McIntosh said a recent spike in interest in the Good for Grandview website and Facebook could be a sign that concern over the plan is growing.
"While it's still too early to tell what shape an opposition will take, I'd be surprised if there isn't at least one organized group that comes out against the levy," he said.
District officials are "extremely pleased with the final plan because it was fully vetted by our community," Culp said. "It's the community's plan."
Two community-led groups provided guidance throughout the process, and community feedback was gathered through multiple surveys and community meetings, resulting in more than 3,600 touch points with residents in the district, he said.
"We will continue to inform and answer questions anyone may have," Culp said. "We are planning to reach out through additional meetings and community coffees -- like we've done throughout the process.
"The fact is the average age of our schools is 90 years and the district only has $540,000 annually dedicated to building maintenance and a total of more than $44 million in basic upgrades needed for our buildings to remain serviceable," he said. "We can either do something now about our aging schools or wait and potentially face a financial crisis as our structures and systems could fail.
The most important part of this process was to ensure that this was the community's plan, and the final plan reflects the feedback we received through the more than 3,600 community touch points
"This has been nearly a three-year community process and the outcome reflects the community's wishes for their schools.
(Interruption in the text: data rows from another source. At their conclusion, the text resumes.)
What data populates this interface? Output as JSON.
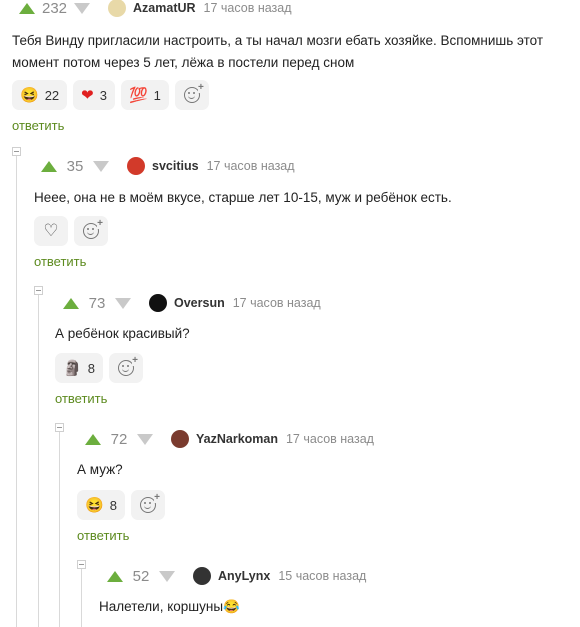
{
  "comments": [
    {
      "score": "232",
      "user": "AzamatUR",
      "time": "17 часов назад",
      "text": "Тебя Винду пригласили настроить, а ты начал мозги ебать хозяйке. Вспомнишь этот момент потом через 5 лет, лёжа в постели перед сном",
      "reactions": [
        {
          "emoji": "😆",
          "count": "22"
        },
        {
          "emoji": "❤",
          "count": "3"
        },
        {
          "emoji": "💯",
          "count": "1"
        }
      ],
      "reply": "ответить",
      "avatar_color": "#e8d9a8"
    },
    {
      "score": "35",
      "user": "svcitius",
      "time": "17 часов назад",
      "text": "Неее, она не в моём вкусе, старше лет 10-15, муж и ребёнок есть.",
      "reactions": [],
      "reply": "ответить",
      "avatar_color": "#d23a2a"
    },
    {
      "score": "73",
      "user": "Oversun",
      "time": "17 часов назад",
      "text": "А ребёнок красивый?",
      "reactions": [
        {
          "emoji": "🗿",
          "count": "8"
        }
      ],
      "reply": "ответить",
      "avatar_color": "#111111"
    },
    {
      "score": "72",
      "user": "YazNarkoman",
      "time": "17 часов назад",
      "text": "А муж?",
      "reactions": [
        {
          "emoji": "😆",
          "count": "8"
        }
      ],
      "reply": "ответить",
      "avatar_color": "#7a3b2e"
    },
    {
      "score": "52",
      "user": "AnyLynx",
      "time": "15 часов назад",
      "text": "Налетели, коршуны😂",
      "reactions": [],
      "reply": "",
      "avatar_color": "#333333"
    }
  ],
  "icons": {
    "upvote": "upvote-arrow-icon",
    "downvote": "downvote-arrow-icon",
    "add_reaction": "add-reaction-icon",
    "like": "heart-outline-icon",
    "collapse": "collapse-thread-icon"
  },
  "colors": {
    "upvote": "#6cae3e",
    "reply_link": "#5c8a1e",
    "score": "#8b8b8b"
  }
}
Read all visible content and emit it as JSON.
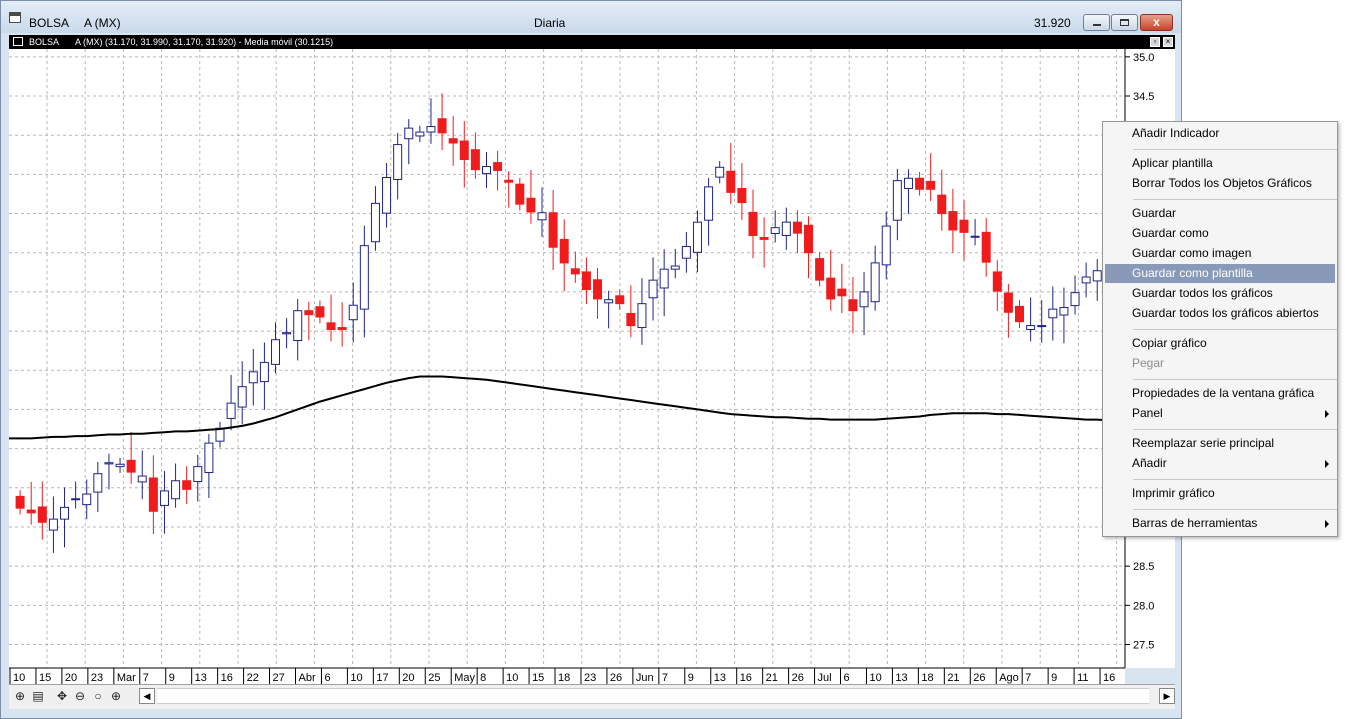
{
  "window": {
    "app_name": "BOLSA",
    "symbol": "A (MX)",
    "period": "Diaria",
    "last_price": "31.920",
    "close_glyph": "x"
  },
  "subheader": {
    "app_name": "BOLSA",
    "info": "A (MX) (31.170, 31.990, 31.170, 31.920) - Media móvil (30.1215)"
  },
  "colors": {
    "up": "#1f2488",
    "down": "#ee1c1c",
    "ma": "#000000",
    "grid": "#b8b8b8",
    "menu_highlight": "#8999b8"
  },
  "chart_data": {
    "type": "candlestick",
    "y_ticks": [
      "35.0",
      "34.5",
      "28.5",
      "28.0",
      "27.5"
    ],
    "ylim": [
      27.2,
      35.1
    ],
    "x_tick_labels": [
      "10",
      "15",
      "20",
      "23",
      "Mar",
      "7",
      "9",
      "13",
      "16",
      "22",
      "27",
      "Abr",
      "6",
      "10",
      "17",
      "20",
      "25",
      "May",
      "8",
      "10",
      "15",
      "18",
      "23",
      "26",
      "Jun",
      "7",
      "9",
      "13",
      "16",
      "21",
      "26",
      "Jul",
      "6",
      "10",
      "13",
      "18",
      "21",
      "26",
      "Ago",
      "7",
      "9",
      "11",
      "16"
    ],
    "grid": true,
    "series": [
      {
        "name": "A (MX)",
        "close": [
          29.24,
          29.18,
          29.06,
          29.1,
          29.25,
          29.36,
          29.42,
          29.68,
          29.82,
          29.8,
          29.7,
          29.65,
          29.2,
          29.46,
          29.59,
          29.48,
          29.77,
          30.07,
          30.26,
          30.58,
          30.79,
          30.98,
          31.1,
          31.39,
          31.48,
          31.76,
          31.71,
          31.68,
          31.52,
          31.52,
          31.83,
          32.59,
          33.13,
          33.46,
          33.88,
          34.09,
          34.04,
          34.11,
          34.03,
          33.9,
          33.69,
          33.56,
          33.6,
          33.55,
          33.4,
          33.12,
          33.02,
          33.01,
          32.57,
          32.37,
          32.23,
          32.03,
          31.91,
          31.9,
          31.85,
          31.57,
          31.85,
          32.15,
          32.29,
          32.33,
          32.58,
          32.89,
          33.34,
          33.59,
          33.27,
          33.14,
          32.72,
          32.67,
          32.82,
          32.89,
          32.75,
          32.5,
          32.15,
          31.91,
          31.95,
          31.76,
          32.0,
          32.37,
          32.84,
          33.42,
          33.45,
          33.31,
          33.31,
          33.0,
          32.79,
          32.76,
          32.71,
          32.38,
          32.01,
          31.74,
          31.62,
          31.57,
          31.57,
          31.78,
          31.8,
          31.99,
          32.19,
          32.27,
          31.92
        ],
        "ma": [
          30.13,
          30.13,
          30.14,
          30.15,
          30.15,
          30.16,
          30.16,
          30.17,
          30.18,
          30.18,
          30.19,
          30.19,
          30.2,
          30.21,
          30.22,
          30.22,
          30.23,
          30.24,
          30.25,
          30.27,
          30.29,
          30.32,
          30.36,
          30.4,
          30.45,
          30.5,
          30.55,
          30.6,
          30.64,
          30.68,
          30.72,
          30.76,
          30.8,
          30.84,
          30.87,
          30.9,
          30.92,
          30.92,
          30.92,
          30.91,
          30.9,
          30.89,
          30.88,
          30.86,
          30.84,
          30.82,
          30.8,
          30.78,
          30.76,
          30.74,
          30.72,
          30.7,
          30.68,
          30.66,
          30.64,
          30.62,
          30.6,
          30.58,
          30.56,
          30.54,
          30.52,
          30.5,
          30.48,
          30.46,
          30.44,
          30.43,
          30.42,
          30.41,
          30.4,
          30.4,
          30.39,
          30.38,
          30.38,
          30.37,
          30.37,
          30.37,
          30.37,
          30.37,
          30.38,
          30.39,
          30.4,
          30.41,
          30.43,
          30.44,
          30.45,
          30.45,
          30.45,
          30.45,
          30.44,
          30.44,
          30.43,
          30.42,
          30.41,
          30.4,
          30.39,
          30.38,
          30.37,
          30.37,
          30.36
        ]
      }
    ]
  },
  "toolbar_icons": [
    "crosshair-icon",
    "data-window-icon",
    "move-icon",
    "zoom-out-icon",
    "zoom-icon",
    "zoom-in-icon"
  ],
  "scroll": {
    "left_arrow": "◀",
    "right_arrow": "▶"
  },
  "context_menu": {
    "items": [
      {
        "label": "Añadir Indicador",
        "submenu": false,
        "disabled": false,
        "highlighted": false
      },
      {
        "label": "Aplicar plantilla",
        "submenu": false,
        "disabled": false,
        "highlighted": false
      },
      {
        "label": "Borrar Todos los Objetos Gráficos",
        "submenu": false,
        "disabled": false,
        "highlighted": false
      },
      {
        "label": "Guardar",
        "submenu": false,
        "disabled": false,
        "highlighted": false
      },
      {
        "label": "Guardar como",
        "submenu": false,
        "disabled": false,
        "highlighted": false
      },
      {
        "label": "Guardar como imagen",
        "submenu": false,
        "disabled": false,
        "highlighted": false
      },
      {
        "label": "Guardar como plantilla",
        "submenu": false,
        "disabled": false,
        "highlighted": true
      },
      {
        "label": "Guardar todos los gráficos",
        "submenu": false,
        "disabled": false,
        "highlighted": false
      },
      {
        "label": "Guardar todos los gráficos abiertos",
        "submenu": false,
        "disabled": false,
        "highlighted": false
      },
      {
        "label": "Copiar gráfico",
        "submenu": false,
        "disabled": false,
        "highlighted": false
      },
      {
        "label": "Pegar",
        "submenu": false,
        "disabled": true,
        "highlighted": false
      },
      {
        "label": "Propiedades de la ventana gráfica",
        "submenu": false,
        "disabled": false,
        "highlighted": false
      },
      {
        "label": "Panel",
        "submenu": true,
        "disabled": false,
        "highlighted": false
      },
      {
        "label": "Reemplazar serie principal",
        "submenu": false,
        "disabled": false,
        "highlighted": false
      },
      {
        "label": "Añadir",
        "submenu": true,
        "disabled": false,
        "highlighted": false
      },
      {
        "label": "Imprimir gráfico",
        "submenu": false,
        "disabled": false,
        "highlighted": false
      },
      {
        "label": "Barras de herramientas",
        "submenu": true,
        "disabled": false,
        "highlighted": false
      }
    ]
  }
}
We are very open to answer any questions. We have a "Facility Planning" tab linked to our main district webpage that comprehensively captures our extensive process. This includes survey results, videos of our eight community meetings, exit ticket responses, the facility assessment, enrollment projections and much more."
Culp said the district still is working to name committee chairpersons for the bond issue campaign.
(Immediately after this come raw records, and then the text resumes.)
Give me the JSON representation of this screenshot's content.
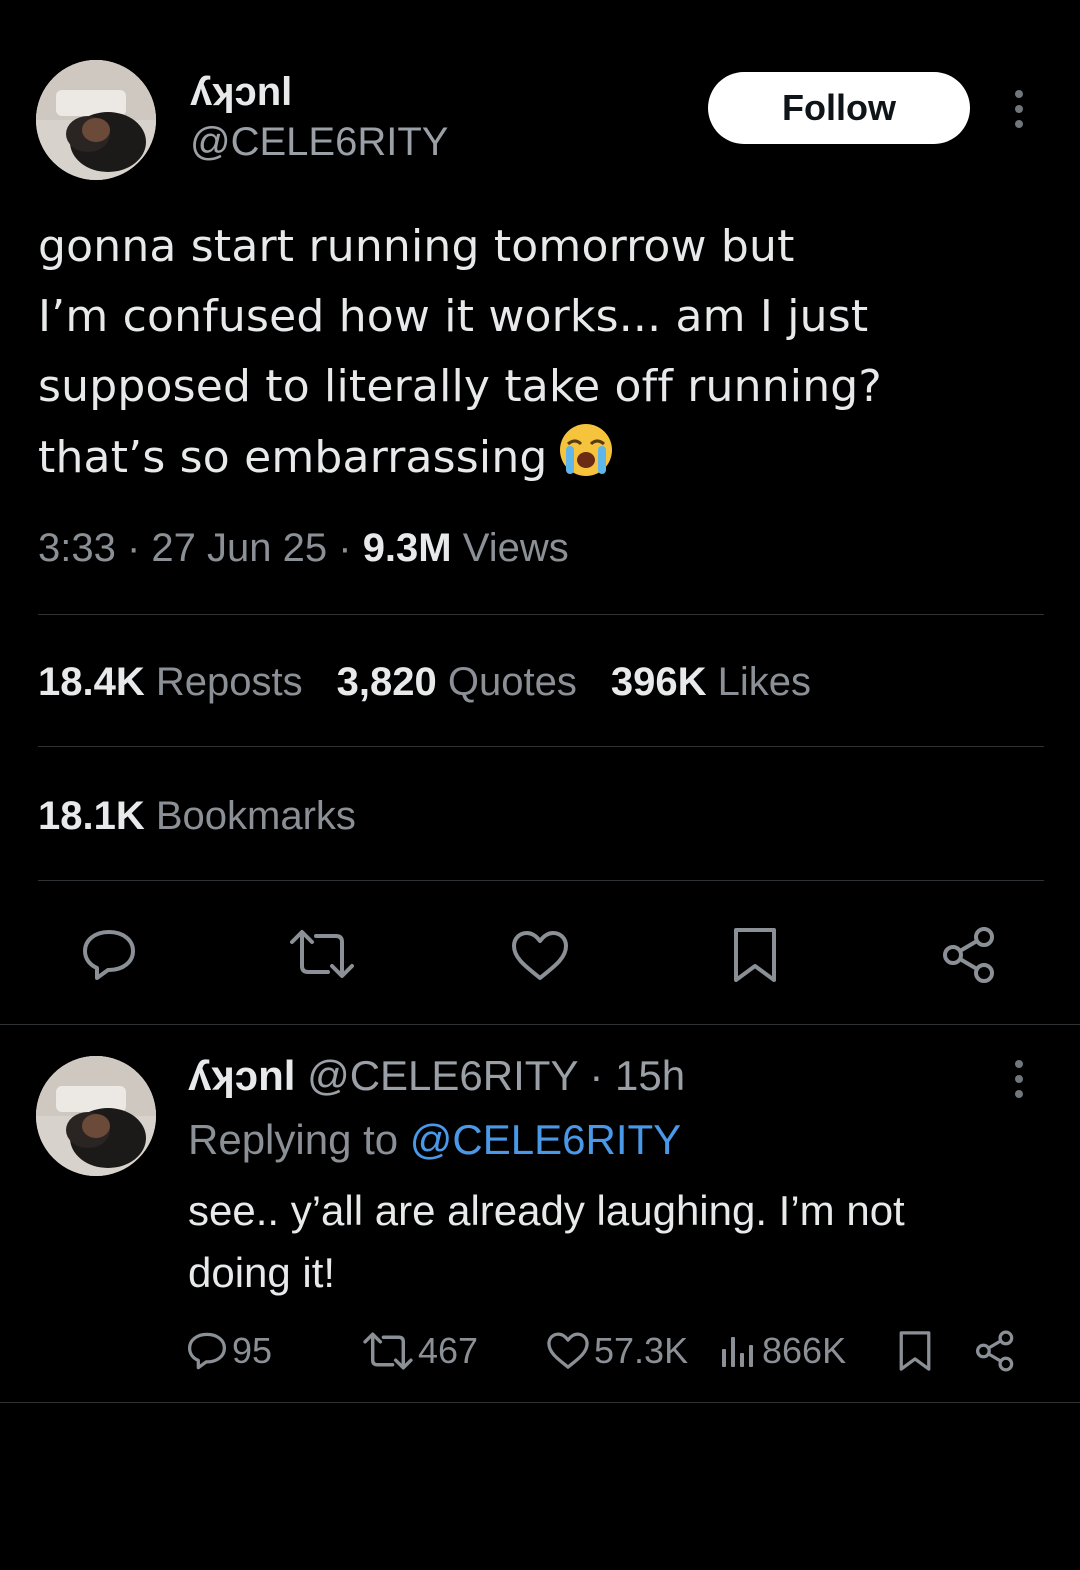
{
  "tweet": {
    "author": {
      "display_name": "ʎʞɔnl",
      "handle": "@CELE6RITY"
    },
    "follow_label": "Follow",
    "text_lines": [
      "gonna start running tomorrow but",
      "I’m confused how it works... am I just",
      "supposed to literally take off running?",
      "that’s so embarrassing"
    ],
    "emoji": "loudly-crying-face",
    "time": "3:33",
    "date": "27 Jun 25",
    "views_count": "9.3M",
    "views_label": "Views",
    "reposts_count": "18.4K",
    "reposts_label": "Reposts",
    "quotes_count": "3,820",
    "quotes_label": "Quotes",
    "likes_count": "396K",
    "likes_label": "Likes",
    "bookmarks_count": "18.1K",
    "bookmarks_label": "Bookmarks",
    "actions": [
      "reply-icon",
      "repost-icon",
      "like-icon",
      "bookmark-icon",
      "share-icon"
    ]
  },
  "reply": {
    "author": {
      "display_name": "ʎʞɔnl",
      "handle": "@CELE6RITY",
      "time": "15h"
    },
    "replying_prefix": "Replying to",
    "replying_to": "@CELE6RITY",
    "text_lines": [
      "see.. y’all are already laughing. I’m not",
      "doing it!"
    ],
    "replies": "95",
    "reposts": "467",
    "likes": "57.3K",
    "views": "866K"
  },
  "colors": {
    "background": "#000000",
    "primary_text": "#e7e9ea",
    "secondary_text": "#8b9096",
    "divider": "#2f3336",
    "link": "#4a99e9",
    "follow_bg": "#ffffff"
  }
}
"We are so pleased that a number of residents have expressed interest in supporting the community's plan to address our outdate facilities," he said.
"We are still working to finalize our committee chairs but are so pleased that a number of residents have expressed interest in supporting the community's plan to address our outdated facilities. We hope to have this finalized shortly."
The district places a priority on having an open dialogue with the community, Culp said.
"We know in order to be successful, we must reach out to as many voters as possible to ensure they are informed as they head to the polls," he said. "Our plan is to continue to host meetings, building tours and be available to answer questions."
The district's website includes a "frequently asked questions" page that is update regularly to reflect questions community members raise about the plan, Culp said.